Stage fright temporarily mastered, it was great to see a ‘sold-out’ audience at the Norwich Arts Centre on Friday night for the talks that marked the beginning of a special exhibition commemorating the 70th anniversary of the Baedeker Blitz on the city.
Thanks to everyone who helped make the event such a success. It was especially good to see among the audience people who lived through those dark days; people like Ralph Gayton, whose memory of the initial assault appears on my blog, Vic Hopes, who as a boy growing up in Montcalm Road remembers the ground surrounding the nearby water tower carpeted with incendiaries, and Judy Ball (nee Swain), who appears in my book as the girl in the ‘siren suit’ and whose father captured many of the most iconic images of the Norwich blitz.

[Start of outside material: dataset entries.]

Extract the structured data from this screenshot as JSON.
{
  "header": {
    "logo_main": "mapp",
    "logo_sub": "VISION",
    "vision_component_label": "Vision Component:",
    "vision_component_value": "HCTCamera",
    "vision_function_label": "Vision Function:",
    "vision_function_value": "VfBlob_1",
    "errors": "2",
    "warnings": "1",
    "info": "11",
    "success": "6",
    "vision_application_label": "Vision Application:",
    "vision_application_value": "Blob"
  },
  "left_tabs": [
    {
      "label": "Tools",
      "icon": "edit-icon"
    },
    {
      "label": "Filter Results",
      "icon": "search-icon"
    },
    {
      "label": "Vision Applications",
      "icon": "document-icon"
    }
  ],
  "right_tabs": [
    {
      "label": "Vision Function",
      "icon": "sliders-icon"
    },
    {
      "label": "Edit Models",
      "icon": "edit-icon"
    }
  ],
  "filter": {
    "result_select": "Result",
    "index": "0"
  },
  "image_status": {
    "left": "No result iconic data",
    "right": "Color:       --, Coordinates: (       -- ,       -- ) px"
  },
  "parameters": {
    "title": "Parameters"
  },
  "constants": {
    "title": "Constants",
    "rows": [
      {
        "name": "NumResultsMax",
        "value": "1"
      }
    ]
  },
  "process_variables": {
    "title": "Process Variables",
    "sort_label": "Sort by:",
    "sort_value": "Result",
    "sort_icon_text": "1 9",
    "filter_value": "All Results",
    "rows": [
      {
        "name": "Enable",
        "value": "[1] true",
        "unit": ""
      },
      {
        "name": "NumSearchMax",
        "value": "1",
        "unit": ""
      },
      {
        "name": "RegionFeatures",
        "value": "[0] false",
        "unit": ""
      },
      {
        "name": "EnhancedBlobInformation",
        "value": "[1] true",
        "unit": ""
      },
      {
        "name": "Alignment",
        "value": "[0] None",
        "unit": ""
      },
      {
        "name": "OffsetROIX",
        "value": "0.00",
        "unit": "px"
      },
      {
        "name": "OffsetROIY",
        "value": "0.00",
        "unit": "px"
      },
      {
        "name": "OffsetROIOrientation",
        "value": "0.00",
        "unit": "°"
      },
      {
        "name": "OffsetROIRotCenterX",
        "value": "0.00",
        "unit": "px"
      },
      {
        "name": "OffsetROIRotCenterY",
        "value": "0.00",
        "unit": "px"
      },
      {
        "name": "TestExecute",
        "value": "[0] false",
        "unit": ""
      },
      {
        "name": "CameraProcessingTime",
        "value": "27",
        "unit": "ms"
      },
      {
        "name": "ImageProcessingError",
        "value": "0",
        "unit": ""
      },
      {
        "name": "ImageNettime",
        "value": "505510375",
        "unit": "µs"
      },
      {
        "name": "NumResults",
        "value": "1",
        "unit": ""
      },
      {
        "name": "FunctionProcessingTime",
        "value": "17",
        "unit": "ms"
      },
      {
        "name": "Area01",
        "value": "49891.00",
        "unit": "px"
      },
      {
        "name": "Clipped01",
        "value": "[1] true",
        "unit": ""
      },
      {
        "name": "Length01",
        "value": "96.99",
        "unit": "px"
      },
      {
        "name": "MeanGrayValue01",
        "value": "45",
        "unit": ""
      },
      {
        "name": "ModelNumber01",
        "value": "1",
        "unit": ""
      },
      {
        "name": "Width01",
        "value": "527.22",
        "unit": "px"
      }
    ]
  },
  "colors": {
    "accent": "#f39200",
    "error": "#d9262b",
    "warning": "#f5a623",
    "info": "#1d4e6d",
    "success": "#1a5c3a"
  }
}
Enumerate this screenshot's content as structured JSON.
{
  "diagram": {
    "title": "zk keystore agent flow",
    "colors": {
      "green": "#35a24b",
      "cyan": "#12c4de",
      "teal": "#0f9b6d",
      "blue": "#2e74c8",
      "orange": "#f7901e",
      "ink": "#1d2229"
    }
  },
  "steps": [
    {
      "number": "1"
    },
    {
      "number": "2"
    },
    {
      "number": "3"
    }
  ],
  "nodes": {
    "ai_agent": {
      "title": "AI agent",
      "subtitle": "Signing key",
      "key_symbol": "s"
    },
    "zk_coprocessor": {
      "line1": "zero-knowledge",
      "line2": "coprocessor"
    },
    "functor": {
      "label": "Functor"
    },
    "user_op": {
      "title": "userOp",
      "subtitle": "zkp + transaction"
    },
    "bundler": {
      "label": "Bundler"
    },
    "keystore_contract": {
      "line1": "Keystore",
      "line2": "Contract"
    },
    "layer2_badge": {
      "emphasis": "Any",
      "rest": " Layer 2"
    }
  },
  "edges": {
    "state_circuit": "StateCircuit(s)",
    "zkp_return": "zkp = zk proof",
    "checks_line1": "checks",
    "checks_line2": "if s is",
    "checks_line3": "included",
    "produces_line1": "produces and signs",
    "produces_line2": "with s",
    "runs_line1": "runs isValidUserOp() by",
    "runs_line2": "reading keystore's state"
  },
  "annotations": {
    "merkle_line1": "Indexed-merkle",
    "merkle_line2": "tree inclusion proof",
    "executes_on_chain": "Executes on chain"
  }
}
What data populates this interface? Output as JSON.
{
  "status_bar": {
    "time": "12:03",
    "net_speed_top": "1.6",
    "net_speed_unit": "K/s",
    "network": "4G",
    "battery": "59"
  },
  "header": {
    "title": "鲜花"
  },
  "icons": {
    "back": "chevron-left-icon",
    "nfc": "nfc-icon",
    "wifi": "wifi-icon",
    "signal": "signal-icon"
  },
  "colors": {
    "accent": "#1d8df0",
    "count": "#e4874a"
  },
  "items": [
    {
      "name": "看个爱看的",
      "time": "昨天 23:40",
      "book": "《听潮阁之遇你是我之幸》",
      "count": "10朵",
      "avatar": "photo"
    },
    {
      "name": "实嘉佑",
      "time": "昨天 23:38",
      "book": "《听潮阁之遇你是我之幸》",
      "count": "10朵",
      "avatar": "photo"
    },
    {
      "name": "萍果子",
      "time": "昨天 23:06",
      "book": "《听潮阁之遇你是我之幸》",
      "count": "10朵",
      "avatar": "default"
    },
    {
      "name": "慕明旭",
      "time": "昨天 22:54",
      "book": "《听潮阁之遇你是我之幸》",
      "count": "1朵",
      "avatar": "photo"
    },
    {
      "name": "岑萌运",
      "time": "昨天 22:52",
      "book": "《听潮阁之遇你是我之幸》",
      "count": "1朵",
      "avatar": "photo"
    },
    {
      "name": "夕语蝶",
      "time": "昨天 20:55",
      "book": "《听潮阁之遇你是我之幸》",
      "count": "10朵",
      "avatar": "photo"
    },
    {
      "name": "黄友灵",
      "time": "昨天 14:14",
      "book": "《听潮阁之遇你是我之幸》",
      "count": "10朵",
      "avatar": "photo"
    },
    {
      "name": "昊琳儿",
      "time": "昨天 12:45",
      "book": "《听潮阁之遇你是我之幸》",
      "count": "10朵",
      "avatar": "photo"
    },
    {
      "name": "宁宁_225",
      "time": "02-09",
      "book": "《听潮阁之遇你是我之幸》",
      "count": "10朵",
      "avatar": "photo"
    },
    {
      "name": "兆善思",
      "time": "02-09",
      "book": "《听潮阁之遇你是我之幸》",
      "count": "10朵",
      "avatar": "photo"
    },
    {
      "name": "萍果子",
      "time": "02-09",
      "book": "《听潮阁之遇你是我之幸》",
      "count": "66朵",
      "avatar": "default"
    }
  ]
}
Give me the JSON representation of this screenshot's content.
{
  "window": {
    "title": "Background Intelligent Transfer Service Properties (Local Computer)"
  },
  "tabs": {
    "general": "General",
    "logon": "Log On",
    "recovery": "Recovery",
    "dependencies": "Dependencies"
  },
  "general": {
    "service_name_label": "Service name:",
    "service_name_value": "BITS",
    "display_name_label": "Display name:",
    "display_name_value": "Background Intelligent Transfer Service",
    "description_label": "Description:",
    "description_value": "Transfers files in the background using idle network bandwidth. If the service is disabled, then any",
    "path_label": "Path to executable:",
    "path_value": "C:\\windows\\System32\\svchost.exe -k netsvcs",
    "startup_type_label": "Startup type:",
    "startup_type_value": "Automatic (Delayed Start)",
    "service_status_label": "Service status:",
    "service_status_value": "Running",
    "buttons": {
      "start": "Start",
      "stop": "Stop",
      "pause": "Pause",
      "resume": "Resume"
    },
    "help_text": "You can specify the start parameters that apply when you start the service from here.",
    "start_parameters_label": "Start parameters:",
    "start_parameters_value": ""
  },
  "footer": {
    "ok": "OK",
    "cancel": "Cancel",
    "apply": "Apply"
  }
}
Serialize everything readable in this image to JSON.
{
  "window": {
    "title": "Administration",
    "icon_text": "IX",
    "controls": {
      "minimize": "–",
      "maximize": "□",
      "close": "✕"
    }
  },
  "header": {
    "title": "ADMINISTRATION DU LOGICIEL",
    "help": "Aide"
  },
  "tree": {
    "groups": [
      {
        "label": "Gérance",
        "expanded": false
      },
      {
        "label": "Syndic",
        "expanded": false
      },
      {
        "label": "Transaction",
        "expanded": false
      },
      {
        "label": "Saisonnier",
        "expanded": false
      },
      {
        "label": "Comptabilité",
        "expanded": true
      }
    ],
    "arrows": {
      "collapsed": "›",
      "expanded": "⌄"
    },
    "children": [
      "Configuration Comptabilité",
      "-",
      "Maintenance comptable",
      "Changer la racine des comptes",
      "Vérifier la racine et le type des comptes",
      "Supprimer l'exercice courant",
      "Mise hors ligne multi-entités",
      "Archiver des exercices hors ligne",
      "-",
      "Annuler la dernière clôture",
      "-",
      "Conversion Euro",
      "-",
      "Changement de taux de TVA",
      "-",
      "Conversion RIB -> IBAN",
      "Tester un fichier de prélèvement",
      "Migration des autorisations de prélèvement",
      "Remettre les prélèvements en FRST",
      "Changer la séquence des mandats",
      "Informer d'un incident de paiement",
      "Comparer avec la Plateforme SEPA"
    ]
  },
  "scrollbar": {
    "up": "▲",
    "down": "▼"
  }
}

The exhibition staged at the Arts Centre in St Benedict’s Street is a tribute not just to the courage and stoicism of thousands of people who endured the nights of terror and their troubling aftermath but to George Swain’s determination to record the scenes of desolation all around him. He was the only one of the city’s photographers, press men included, who was brave, or possibly foolhardy, enough to photograph the bombing even as it was happening. Pedalling off on his bike, he ventured to the very heart of the worst fires, around Westwick Street, and his pictures endure as a graphic representation of Norwich’s worst ordeal of the war.
But I was struck by the sheer breadth of his work, some of it not without a degree of black humour. Not least the image of a helmeted assortment of wardens smiling sheepishly beside the entrance to a subterranean post marked with a placard: ‘Hitler’s Grave’. Then there is the shot of a woman in bizarre gasmask pose. I was surprised at just how many photographs were new to me. But I was not alone. Judy Ball confessed there were images on display she had never seen before, including one of her father in the shadows of his own wardens’ post. It was situated close to her old family home in Park Lane and featured a telephone she remembered inadvertently calling as a child.
I also discovered images credited to the Tester Collection about which I knew absolutely nothing (if anyone can tell me something about who or what Tester is or stands for, I would be pleased to hear from them) and I marvelled anew at the paintings of Polish soldier, Stanislaw Mikula. Together with Philippa Ruth Miller, he stands out as the greatest of Norwich’s war artists. His works, most notably one inspired by the destruction of Caley’s factory, have a haunting beauty.
So, too, do Nick Stone’s mesmerising Ghost Blitz photographs. Around 70 of them are contained on a perpetual ‘loop’ that forms a perfect counter-point to the contemporary photographs all around. Their spellbinding power was evident in the crowds that gathered to watch the screen as one ‘then and now’ shot faded into another. Proof indeed that a book is needed to ensure that these images are preserved as a permanent and graphic record of the changes wrought by the bombing 70 years ago.
Congratulations, therefore, to Holly Rumble and Stuart Hobday at the arts centre for having the courage, the commitment and the gumption to mark this grisly yet significant anniversary in our city’s history with this most powerful and thought-provoking exhibition. It runs until May 5, so no excuses for not getting along and discovering just what it is we should be remembering at the remembrance service that is planned for next month.